*** Excerpted data Section Begins ***

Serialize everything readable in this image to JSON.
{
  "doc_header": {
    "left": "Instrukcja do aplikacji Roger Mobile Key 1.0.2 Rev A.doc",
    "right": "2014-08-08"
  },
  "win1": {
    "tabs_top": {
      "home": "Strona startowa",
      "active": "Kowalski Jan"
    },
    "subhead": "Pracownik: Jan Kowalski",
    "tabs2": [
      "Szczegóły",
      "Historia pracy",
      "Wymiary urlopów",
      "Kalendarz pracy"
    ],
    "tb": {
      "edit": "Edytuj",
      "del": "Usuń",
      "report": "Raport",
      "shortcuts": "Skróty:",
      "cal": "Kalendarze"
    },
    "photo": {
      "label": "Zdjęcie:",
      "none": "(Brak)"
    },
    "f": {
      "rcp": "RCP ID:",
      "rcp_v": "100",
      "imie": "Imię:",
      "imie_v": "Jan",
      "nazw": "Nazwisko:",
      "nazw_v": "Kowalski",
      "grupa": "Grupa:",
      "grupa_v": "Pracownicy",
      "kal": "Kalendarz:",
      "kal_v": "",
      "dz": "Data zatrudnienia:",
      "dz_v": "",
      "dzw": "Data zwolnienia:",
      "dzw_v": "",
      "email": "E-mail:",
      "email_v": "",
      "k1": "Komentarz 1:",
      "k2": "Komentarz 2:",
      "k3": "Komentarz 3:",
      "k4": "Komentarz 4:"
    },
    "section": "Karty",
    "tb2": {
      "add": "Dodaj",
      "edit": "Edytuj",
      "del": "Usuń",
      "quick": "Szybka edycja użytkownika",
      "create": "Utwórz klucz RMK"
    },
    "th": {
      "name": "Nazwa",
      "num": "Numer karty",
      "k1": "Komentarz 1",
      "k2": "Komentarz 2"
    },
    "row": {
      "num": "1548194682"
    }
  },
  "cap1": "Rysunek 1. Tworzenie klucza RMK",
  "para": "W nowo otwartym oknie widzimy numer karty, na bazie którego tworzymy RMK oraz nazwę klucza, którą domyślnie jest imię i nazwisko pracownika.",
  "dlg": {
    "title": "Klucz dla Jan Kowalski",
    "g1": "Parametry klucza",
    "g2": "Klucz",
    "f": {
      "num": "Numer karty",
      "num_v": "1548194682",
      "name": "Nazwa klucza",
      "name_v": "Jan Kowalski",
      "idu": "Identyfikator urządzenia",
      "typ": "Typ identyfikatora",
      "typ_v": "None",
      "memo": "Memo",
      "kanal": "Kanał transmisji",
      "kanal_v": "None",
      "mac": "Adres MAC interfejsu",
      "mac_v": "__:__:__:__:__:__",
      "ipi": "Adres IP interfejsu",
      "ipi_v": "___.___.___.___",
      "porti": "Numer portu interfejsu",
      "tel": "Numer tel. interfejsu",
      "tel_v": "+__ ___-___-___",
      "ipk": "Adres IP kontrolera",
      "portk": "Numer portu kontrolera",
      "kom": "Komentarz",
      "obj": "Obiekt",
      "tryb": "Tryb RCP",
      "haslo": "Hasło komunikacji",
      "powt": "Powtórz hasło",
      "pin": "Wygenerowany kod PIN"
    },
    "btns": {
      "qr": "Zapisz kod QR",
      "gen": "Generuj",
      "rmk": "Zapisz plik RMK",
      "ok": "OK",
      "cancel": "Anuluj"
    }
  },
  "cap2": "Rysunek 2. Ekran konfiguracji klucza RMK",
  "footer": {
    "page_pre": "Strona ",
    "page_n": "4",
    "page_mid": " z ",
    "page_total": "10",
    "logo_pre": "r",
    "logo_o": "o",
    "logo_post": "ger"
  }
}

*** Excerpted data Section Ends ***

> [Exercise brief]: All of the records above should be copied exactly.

> [Finished task]:
Serialize everything readable in this image to JSON.
{
  "doc_header": {
    "left": "Instrukcja do aplikacji Roger Mobile Key 1.0.2 Rev A.doc",
    "right": "2014-08-08"
  },
  "win1": {
    "tabs_top": {
      "home": "Strona startowa",
      "active": "Kowalski Jan"
    },
    "subhead": "Pracownik: Jan Kowalski",
    "tabs2": [
      "Szczegóły",
      "Historia pracy",
      "Wymiary urlopów",
      "Kalendarz pracy"
    ],
    "tb": {
      "edit": "Edytuj",
      "del": "Usuń",
      "report": "Raport",
      "shortcuts": "Skróty:",
      "cal": "Kalendarze"
    },
    "photo": {
      "label": "Zdjęcie:",
      "none": "(Brak)"
    },
    "f": {
      "rcp": "RCP ID:",
      "rcp_v": "100",
      "imie": "Imię:",
      "imie_v": "Jan",
      "nazw": "Nazwisko:",
      "nazw_v": "Kowalski",
      "grupa": "Grupa:",
      "grupa_v": "Pracownicy",
      "kal": "Kalendarz:",
      "kal_v": "",
      "dz": "Data zatrudnienia:",
      "dz_v": "",
      "dzw": "Data zwolnienia:",
      "dzw_v": "",
      "email": "E-mail:",
      "email_v": "",
      "k1": "Komentarz 1:",
      "k2": "Komentarz 2:",
      "k3": "Komentarz 3:",
      "k4": "Komentarz 4:"
    },
    "section": "Karty",
    "tb2": {
      "add": "Dodaj",
      "edit": "Edytuj",
      "del": "Usuń",
      "quick": "Szybka edycja użytkownika",
      "create": "Utwórz klucz RMK"
    },
    "th": {
      "name": "Nazwa",
      "num": "Numer karty",
      "k1": "Komentarz 1",
      "k2": "Komentarz 2"
    },
    "row": {
      "num": "1548194682"
    }
  },
  "cap1": "Rysunek 1. Tworzenie klucza RMK",
  "para": "W nowo otwartym oknie widzimy numer karty, na bazie którego tworzymy RMK oraz nazwę klucza, którą domyślnie jest imię i nazwisko pracownika.",
  "dlg": {
    "title": "Klucz dla Jan Kowalski",
    "g1": "Parametry klucza",
    "g2": "Klucz",
    "f": {
      "num": "Numer karty",
      "num_v": "1548194682",
      "name": "Nazwa klucza",
      "name_v": "Jan Kowalski",
      "idu": "Identyfikator urządzenia",
      "typ": "Typ identyfikatora",
      "typ_v": "None",
      "memo": "Memo",
      "kanal": "Kanał transmisji",
      "kanal_v": "None",
      "mac": "Adres MAC interfejsu",
      "mac_v": "__:__:__:__:__:__",
      "ipi": "Adres IP interfejsu",
      "ipi_v": "___.___.___.___",
      "porti": "Numer portu interfejsu",
      "tel": "Numer tel. interfejsu",
      "tel_v": "+__ ___-___-___",
      "ipk": "Adres IP kontrolera",
      "portk": "Numer portu kontrolera",
      "kom": "Komentarz",
      "obj": "Obiekt",
      "tryb": "Tryb RCP",
      "haslo": "Hasło komunikacji",
      "powt": "Powtórz hasło",
      "pin": "Wygenerowany kod PIN"
    },
    "btns": {
      "qr": "Zapisz kod QR",
      "gen": "Generuj",
      "rmk": "Zapisz plik RMK",
      "ok": "OK",
      "cancel": "Anuluj"
    }
  },
  "cap2": "Rysunek 2. Ekran konfiguracji klucza RMK",
  "footer": {
    "page_pre": "Strona ",
    "page_n": "4",
    "page_mid": " z ",
    "page_total": "10",
    "logo_pre": "r",
    "logo_o": "o",
    "logo_post": "ger"
  }
}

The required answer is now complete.